What we're watching: Whether calls from the UN, International Energy Agency, EU officials and others for boosting clean energy via economic rescue packages come to fruition.

Bonus: The cloudy landscape on Capitol Hill

ICYMI on our website, Senate Majority Leader Mitch McConnell panned the idea of using a coronavirus stimulus bill to fund major infrastructure investment during a call with GOP senators yesterday.

Why it matters: The renewables industry has been lobbying for relief from deadlines to take advantage of tax incentives, and the ability to quickly monetize those credits.

Those efforts have met resistance thus far, and McConnell's comments are another indication that it's a tough sell.

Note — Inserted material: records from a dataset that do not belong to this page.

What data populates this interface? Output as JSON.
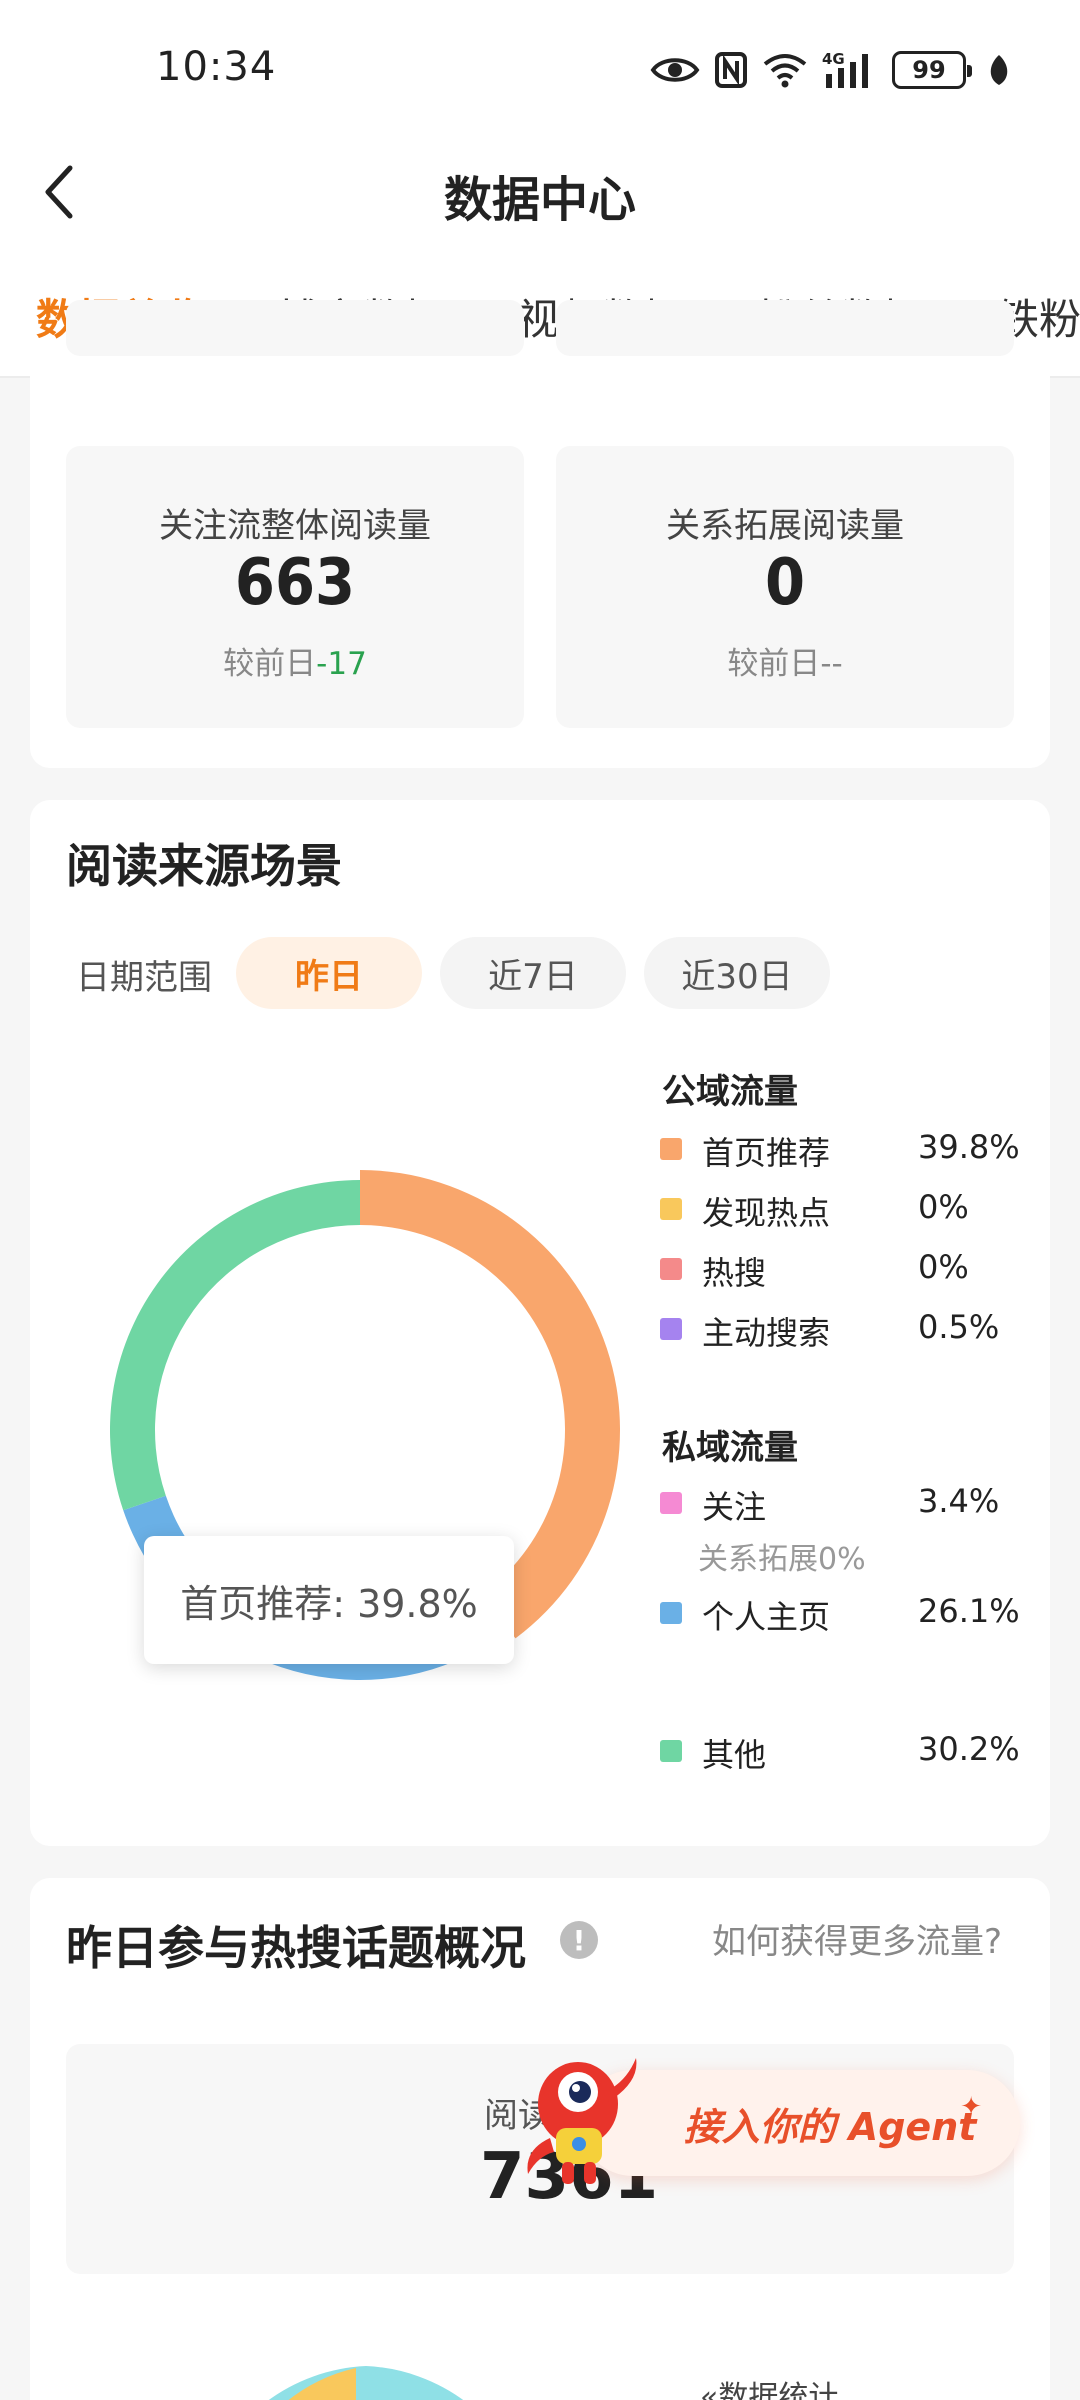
{
  "status_bar": {
    "time": "10:34",
    "battery": "99",
    "icons": [
      "eye-icon",
      "nfc-icon",
      "wifi-icon",
      "signal-4g-icon",
      "battery-icon",
      "leaf-icon"
    ]
  },
  "header": {
    "title": "数据中心"
  },
  "tabs": [
    {
      "label": "数据总览",
      "active": true
    },
    {
      "label": "博文数据",
      "active": false
    },
    {
      "label": "视频数据",
      "active": false
    },
    {
      "label": "粉丝数据",
      "active": false
    },
    {
      "label": "铁粉",
      "active": false
    }
  ],
  "stats": [
    {
      "label": "关注流整体阅读量",
      "value": "663",
      "compare_prefix": "较前日",
      "compare_value": "-17"
    },
    {
      "label": "关系拓展阅读量",
      "value": "0",
      "compare_prefix": "较前日",
      "compare_value": "--"
    }
  ],
  "read_source": {
    "title": "阅读来源场景",
    "date_range_label": "日期范围",
    "date_options": [
      {
        "label": "昨日",
        "active": true
      },
      {
        "label": "近7日",
        "active": false
      },
      {
        "label": "近30日",
        "active": false
      }
    ],
    "tooltip": "首页推荐: 39.8%",
    "groups": {
      "public": "公域流量",
      "private": "私域流量"
    },
    "legend": [
      {
        "name": "首页推荐",
        "percent": "39.8%",
        "color": "#f9a66c",
        "group": "public"
      },
      {
        "name": "发现热点",
        "percent": "0%",
        "color": "#f9c85c",
        "group": "public"
      },
      {
        "name": "热搜",
        "percent": "0%",
        "color": "#f48a8a",
        "group": "public"
      },
      {
        "name": "主动搜索",
        "percent": "0.5%",
        "color": "#a583ef",
        "group": "public"
      },
      {
        "name": "关注",
        "percent": "3.4%",
        "color": "#f58ad3",
        "group": "private",
        "sub": "关系拓展0%"
      },
      {
        "name": "个人主页",
        "percent": "26.1%",
        "color": "#6ab0e6",
        "group": "private"
      },
      {
        "name": "其他",
        "percent": "30.2%",
        "color": "#6fd6a3",
        "group": "other"
      }
    ]
  },
  "chart_data": {
    "type": "pie",
    "categories": [
      "首页推荐",
      "发现热点",
      "热搜",
      "主动搜索",
      "关注",
      "个人主页",
      "其他"
    ],
    "values": [
      39.8,
      0,
      0,
      0.5,
      3.4,
      26.1,
      30.2
    ],
    "colors": [
      "#f9a66c",
      "#f9c85c",
      "#f48a8a",
      "#a583ef",
      "#f58ad3",
      "#6ab0e6",
      "#6fd6a3"
    ],
    "legend_position": "right"
  },
  "hot_topics": {
    "title": "昨日参与热搜话题概况",
    "help_link": "如何获得更多流量?",
    "read_label": "阅读",
    "read_value": "7361",
    "bottom_partial_label": "«数据统计"
  },
  "agent_banner": {
    "text": "接入你的 Agent"
  }
}
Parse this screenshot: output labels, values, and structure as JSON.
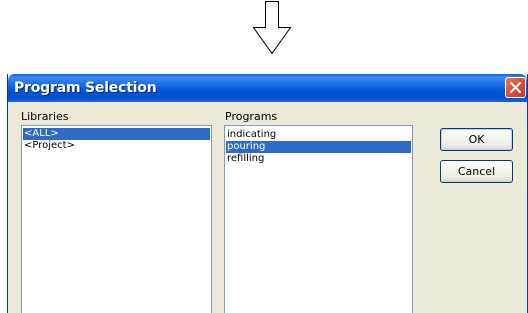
{
  "flow_arrow_icon": "down-arrow-icon",
  "dialog": {
    "title": "Program Selection",
    "close_icon": "close-icon",
    "colors": {
      "title_bar": "#0054e3",
      "selection": "#316ac5",
      "face": "#ece9d8"
    }
  },
  "libraries": {
    "label": "Libraries",
    "items": [
      {
        "text": "<ALL>",
        "selected": true
      },
      {
        "text": "<Project>",
        "selected": false
      }
    ]
  },
  "programs": {
    "label": "Programs",
    "items": [
      {
        "text": "indicating",
        "selected": false
      },
      {
        "text": "pouring",
        "selected": true
      },
      {
        "text": "refilling",
        "selected": false
      }
    ]
  },
  "buttons": {
    "ok": "OK",
    "cancel": "Cancel"
  }
}
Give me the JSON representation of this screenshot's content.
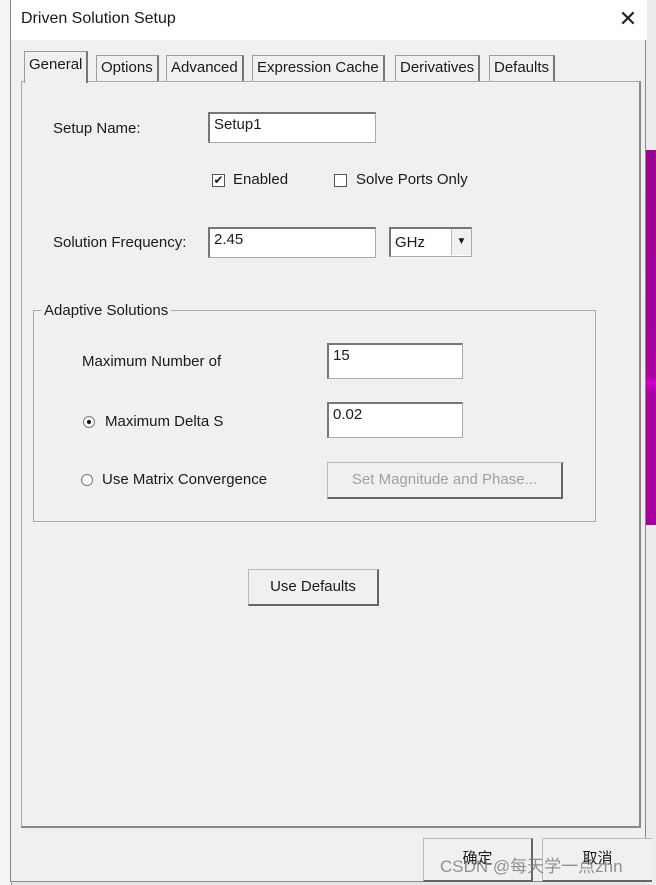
{
  "window": {
    "title": "Driven Solution Setup",
    "close_icon": "close-icon"
  },
  "tabs": [
    {
      "label": "General",
      "active": true
    },
    {
      "label": "Options"
    },
    {
      "label": "Advanced"
    },
    {
      "label": "Expression Cache"
    },
    {
      "label": "Derivatives"
    },
    {
      "label": "Defaults"
    }
  ],
  "general": {
    "setup_name_label": "Setup Name:",
    "setup_name_value": "Setup1",
    "enabled_label": "Enabled",
    "enabled_checked": true,
    "solve_ports_label": "Solve Ports Only",
    "solve_ports_checked": false,
    "frequency_label": "Solution Frequency:",
    "frequency_value": "2.45",
    "frequency_unit": "GHz",
    "adaptive": {
      "title": "Adaptive Solutions",
      "max_passes_label": "Maximum Number of",
      "max_passes_value": "15",
      "delta_s_label": "Maximum Delta S",
      "delta_s_value": "0.02",
      "delta_s_selected": true,
      "matrix_label": "Use Matrix Convergence",
      "matrix_selected": false,
      "set_mag_phase_label": "Set Magnitude and Phase..."
    },
    "use_defaults_label": "Use Defaults"
  },
  "footer": {
    "ok_label": "确定",
    "cancel_label": "取消"
  },
  "watermark": "CSDN @每天学一点zhn",
  "colors": {
    "background_shape": "#a800a0"
  }
}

Go deeper: Democrats' climate-focused infrastructure pitch already running against headwinds (Politico)

4. Petro notes: Prices, production and demand

Markets: "Oil prices climbed Wednesday after data suggested the U.S. may not run out of space to store its glut of crude as quickly as previously feared." (Wall Street Journal)

Policy: "Texas energy regulators will next week vote on a controversial proposal to reduce the state’s oil output after delaying it on concerns of legal challenges." (Reuters)

The future: "The coronavirus pandemic has destroyed demand for gasoline and jet fuel as billions of people stay home, and there's no guarantee it will ever fully recover despite rock-bottom prices." (CNN)

5. The oil sector's financial jeopardy
Adapted from S&P Global; Chart: Axios Visuals

Via Axios Markets Editor Dion Rabouin...More than 30% of debt from U.S. companies is trading at distressed levels and oil companies are particularly affected, ratings agency S&P Global reports.

State of play: "The U.S. distress ratio grew considerably to 30.2% as of April 10 from 24.9% as of March 16, with the highest proportion of distressed credits held by oil and gas issuers and financial institutions," analysts said in a recent note to clients.

Threat level: Almost 70% of all debt in the oil and gas sector is trading at distressed levels and four other sectors have a distress ratio higher than 35%, including retail and restaurants (44.6%), transportation (43.2%), automotive (36.7%) and midstream and merchant power (36.5%).

Sign up here for Dion's Axios Markets daily newsletter.

6. Quote of the day
"I think it will really change people's attitudes about what's possible to get done with remote work, ditto for work travel, and all these things could have a salutary effect on climate change."

Who said it: Harriet Tregoning of the World Resources Institute, speaking to E&E News about the prospect that telework will remain popular post-pandemic.

Why it matters: The comments get to a piece of the puzzle about what COVID-19 will ultimately mean for energy use and climate policy.

As we and others have been writing about in recent weeks, there are lots of crosscurrents here, including...

  • If remote interactions remain popular, that could curtail some travel.
  • But wariness of mass transit after restrictions end could boost driving, too.